Top of Records shown
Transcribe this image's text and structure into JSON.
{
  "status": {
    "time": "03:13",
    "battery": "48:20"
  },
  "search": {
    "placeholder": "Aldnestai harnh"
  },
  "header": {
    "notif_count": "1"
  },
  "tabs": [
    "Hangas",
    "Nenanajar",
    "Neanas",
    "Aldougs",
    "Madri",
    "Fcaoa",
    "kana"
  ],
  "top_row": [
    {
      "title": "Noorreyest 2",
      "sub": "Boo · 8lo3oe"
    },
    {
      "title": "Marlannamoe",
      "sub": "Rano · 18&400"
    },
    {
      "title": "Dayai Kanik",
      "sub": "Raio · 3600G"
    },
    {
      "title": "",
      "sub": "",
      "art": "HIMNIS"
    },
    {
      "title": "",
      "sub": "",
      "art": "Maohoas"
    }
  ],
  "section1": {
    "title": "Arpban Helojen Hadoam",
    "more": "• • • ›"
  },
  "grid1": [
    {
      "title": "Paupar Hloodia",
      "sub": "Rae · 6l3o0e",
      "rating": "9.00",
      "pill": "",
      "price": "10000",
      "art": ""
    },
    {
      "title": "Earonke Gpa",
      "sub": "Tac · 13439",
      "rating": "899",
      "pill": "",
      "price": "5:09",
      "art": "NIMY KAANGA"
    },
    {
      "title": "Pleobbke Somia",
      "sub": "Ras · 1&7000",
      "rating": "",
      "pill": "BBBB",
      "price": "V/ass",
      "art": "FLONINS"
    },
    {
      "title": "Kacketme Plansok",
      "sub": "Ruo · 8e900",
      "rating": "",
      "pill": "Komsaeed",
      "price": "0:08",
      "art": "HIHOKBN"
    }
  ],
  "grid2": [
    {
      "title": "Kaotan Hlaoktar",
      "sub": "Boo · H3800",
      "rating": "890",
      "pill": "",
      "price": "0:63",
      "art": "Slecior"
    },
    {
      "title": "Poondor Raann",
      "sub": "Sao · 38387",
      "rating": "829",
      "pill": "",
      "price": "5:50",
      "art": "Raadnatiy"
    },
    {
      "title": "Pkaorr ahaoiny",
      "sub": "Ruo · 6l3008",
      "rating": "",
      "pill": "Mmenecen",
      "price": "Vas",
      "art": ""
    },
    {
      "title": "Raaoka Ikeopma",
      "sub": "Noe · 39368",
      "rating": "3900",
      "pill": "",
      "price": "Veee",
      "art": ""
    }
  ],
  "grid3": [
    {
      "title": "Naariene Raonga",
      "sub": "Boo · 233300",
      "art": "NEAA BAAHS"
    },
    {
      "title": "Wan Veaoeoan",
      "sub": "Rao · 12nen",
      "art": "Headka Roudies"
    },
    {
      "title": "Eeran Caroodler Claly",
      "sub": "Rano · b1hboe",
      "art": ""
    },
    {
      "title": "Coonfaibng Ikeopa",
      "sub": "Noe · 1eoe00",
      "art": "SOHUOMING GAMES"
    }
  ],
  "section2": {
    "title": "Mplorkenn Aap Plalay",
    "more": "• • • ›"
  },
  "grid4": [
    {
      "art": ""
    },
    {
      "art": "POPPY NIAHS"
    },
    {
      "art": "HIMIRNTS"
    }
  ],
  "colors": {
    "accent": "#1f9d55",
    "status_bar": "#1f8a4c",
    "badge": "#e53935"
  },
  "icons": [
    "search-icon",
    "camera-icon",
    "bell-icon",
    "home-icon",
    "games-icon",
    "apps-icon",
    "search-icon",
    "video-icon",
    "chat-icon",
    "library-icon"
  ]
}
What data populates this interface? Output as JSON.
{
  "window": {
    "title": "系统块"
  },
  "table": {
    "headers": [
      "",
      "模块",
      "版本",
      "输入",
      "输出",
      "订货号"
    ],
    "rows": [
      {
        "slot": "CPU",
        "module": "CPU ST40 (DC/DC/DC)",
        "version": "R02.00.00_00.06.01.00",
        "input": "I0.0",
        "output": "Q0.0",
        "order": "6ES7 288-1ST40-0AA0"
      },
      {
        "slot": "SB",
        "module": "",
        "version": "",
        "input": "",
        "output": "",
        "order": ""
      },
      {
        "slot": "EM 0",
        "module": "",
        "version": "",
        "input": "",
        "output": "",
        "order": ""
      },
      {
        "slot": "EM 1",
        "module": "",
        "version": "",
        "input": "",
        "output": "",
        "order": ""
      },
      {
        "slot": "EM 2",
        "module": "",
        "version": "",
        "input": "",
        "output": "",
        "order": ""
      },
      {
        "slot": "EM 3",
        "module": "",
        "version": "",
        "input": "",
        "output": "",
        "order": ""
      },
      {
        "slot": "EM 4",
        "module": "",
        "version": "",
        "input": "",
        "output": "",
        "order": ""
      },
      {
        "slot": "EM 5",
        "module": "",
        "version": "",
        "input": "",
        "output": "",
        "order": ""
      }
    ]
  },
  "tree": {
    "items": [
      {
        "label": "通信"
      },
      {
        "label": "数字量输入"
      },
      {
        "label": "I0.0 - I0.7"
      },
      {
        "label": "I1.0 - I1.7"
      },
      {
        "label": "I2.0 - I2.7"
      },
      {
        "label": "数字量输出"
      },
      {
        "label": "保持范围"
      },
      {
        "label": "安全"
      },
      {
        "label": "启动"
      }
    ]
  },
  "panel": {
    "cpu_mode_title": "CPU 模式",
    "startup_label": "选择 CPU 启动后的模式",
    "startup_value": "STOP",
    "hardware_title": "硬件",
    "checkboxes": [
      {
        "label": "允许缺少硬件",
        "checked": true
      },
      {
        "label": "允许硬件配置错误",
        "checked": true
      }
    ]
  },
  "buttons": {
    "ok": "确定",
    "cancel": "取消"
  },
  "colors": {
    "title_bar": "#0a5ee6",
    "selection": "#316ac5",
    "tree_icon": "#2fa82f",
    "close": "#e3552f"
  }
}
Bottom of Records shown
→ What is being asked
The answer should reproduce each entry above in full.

→ Solved exercise
Transcribe this image's text and structure into JSON.
{
  "status": {
    "time": "03:13",
    "battery": "48:20"
  },
  "search": {
    "placeholder": "Aldnestai harnh"
  },
  "header": {
    "notif_count": "1"
  },
  "tabs": [
    "Hangas",
    "Nenanajar",
    "Neanas",
    "Aldougs",
    "Madri",
    "Fcaoa",
    "kana"
  ],
  "top_row": [
    {
      "title": "Noorreyest 2",
      "sub": "Boo · 8lo3oe"
    },
    {
      "title": "Marlannamoe",
      "sub": "Rano · 18&400"
    },
    {
      "title": "Dayai Kanik",
      "sub": "Raio · 3600G"
    },
    {
      "title": "",
      "sub": "",
      "art": "HIMNIS"
    },
    {
      "title": "",
      "sub": "",
      "art": "Maohoas"
    }
  ],
  "section1": {
    "title": "Arpban Helojen Hadoam",
    "more": "• • • ›"
  },
  "grid1": [
    {
      "title": "Paupar Hloodia",
      "sub": "Rae · 6l3o0e",
      "rating": "9.00",
      "pill": "",
      "price": "10000",
      "art": ""
    },
    {
      "title": "Earonke Gpa",
      "sub": "Tac · 13439",
      "rating": "899",
      "pill": "",
      "price": "5:09",
      "art": "NIMY KAANGA"
    },
    {
      "title": "Pleobbke Somia",
      "sub": "Ras · 1&7000",
      "rating": "",
      "pill": "BBBB",
      "price": "V/ass",
      "art": "FLONINS"
    },
    {
      "title": "Kacketme Plansok",
      "sub": "Ruo · 8e900",
      "rating": "",
      "pill": "Komsaeed",
      "price": "0:08",
      "art": "HIHOKBN"
    }
  ],
  "grid2": [
    {
      "title": "Kaotan Hlaoktar",
      "sub": "Boo · H3800",
      "rating": "890",
      "pill": "",
      "price": "0:63",
      "art": "Slecior"
    },
    {
      "title": "Poondor Raann",
      "sub": "Sao · 38387",
      "rating": "829",
      "pill": "",
      "price": "5:50",
      "art": "Raadnatiy"
    },
    {
      "title": "Pkaorr ahaoiny",
      "sub": "Ruo · 6l3008",
      "rating": "",
      "pill": "Mmenecen",
      "price": "Vas",
      "art": ""
    },
    {
      "title": "Raaoka Ikeopma",
      "sub": "Noe · 39368",
      "rating": "3900",
      "pill": "",
      "price": "Veee",
      "art": ""
    }
  ],
  "grid3": [
    {
      "title": "Naariene Raonga",
      "sub": "Boo · 233300",
      "art": "NEAA BAAHS"
    },
    {
      "title": "Wan Veaoeoan",
      "sub": "Rao · 12nen",
      "art": "Headka Roudies"
    },
    {
      "title": "Eeran Caroodler Claly",
      "sub": "Rano · b1hboe",
      "art": ""
    },
    {
      "title": "Coonfaibng Ikeopa",
      "sub": "Noe · 1eoe00",
      "art": "SOHUOMING GAMES"
    }
  ],
  "section2": {
    "title": "Mplorkenn Aap Plalay",
    "more": "• • • ›"
  },
  "grid4": [
    {
      "art": ""
    },
    {
      "art": "POPPY NIAHS"
    },
    {
      "art": "HIMIRNTS"
    }
  ],
  "colors": {
    "accent": "#1f9d55",
    "status_bar": "#1f8a4c",
    "badge": "#e53935"
  },
  "icons": [
    "search-icon",
    "camera-icon",
    "bell-icon",
    "home-icon",
    "games-icon",
    "apps-icon",
    "search-icon",
    "video-icon",
    "chat-icon",
    "library-icon"
  ]
}
What data populates this interface? Output as JSON.
{
  "window": {
    "title": "系统块"
  },
  "table": {
    "headers": [
      "",
      "模块",
      "版本",
      "输入",
      "输出",
      "订货号"
    ],
    "rows": [
      {
        "slot": "CPU",
        "module": "CPU ST40 (DC/DC/DC)",
        "version": "R02.00.00_00.06.01.00",
        "input": "I0.0",
        "output": "Q0.0",
        "order": "6ES7 288-1ST40-0AA0"
      },
      {
        "slot": "SB",
        "module": "",
        "version": "",
        "input": "",
        "output": "",
        "order": ""
      },
      {
        "slot": "EM 0",
        "module": "",
        "version": "",
        "input": "",
        "output": "",
        "order": ""
      },
      {
        "slot": "EM 1",
        "module": "",
        "version": "",
        "input": "",
        "output": "",
        "order": ""
      },
      {
        "slot": "EM 2",
        "module": "",
        "version": "",
        "input": "",
        "output": "",
        "order": ""
      },
      {
        "slot": "EM 3",
        "module": "",
        "version": "",
        "input": "",
        "output": "",
        "order": ""
      },
      {
        "slot": "EM 4",
        "module": "",
        "version": "",
        "input": "",
        "output": "",
        "order": ""
      },
      {
        "slot": "EM 5",
        "module": "",
        "version": "",
        "input": "",
        "output": "",
        "order": ""
      }
    ]
  },
  "tree": {
    "items": [
      {
        "label": "通信"
      },
      {
        "label": "数字量输入"
      },
      {
        "label": "I0.0 - I0.7"
      },
      {
        "label": "I1.0 - I1.7"
      },
      {
        "label": "I2.0 - I2.7"
      },
      {
        "label": "数字量输出"
      },
      {
        "label": "保持范围"
      },
      {
        "label": "安全"
      },
      {
        "label": "启动"
      }
    ]
  },
  "panel": {
    "cpu_mode_title": "CPU 模式",
    "startup_label": "选择 CPU 启动后的模式",
    "startup_value": "STOP",
    "hardware_title": "硬件",
    "checkboxes": [
      {
        "label": "允许缺少硬件",
        "checked": true
      },
      {
        "label": "允许硬件配置错误",
        "checked": true
      }
    ]
  },
  "buttons": {
    "ok": "确定",
    "cancel": "取消"
  },
  "colors": {
    "title_bar": "#0a5ee6",
    "selection": "#316ac5",
    "tree_icon": "#2fa82f",
    "close": "#e3552f"
  }
}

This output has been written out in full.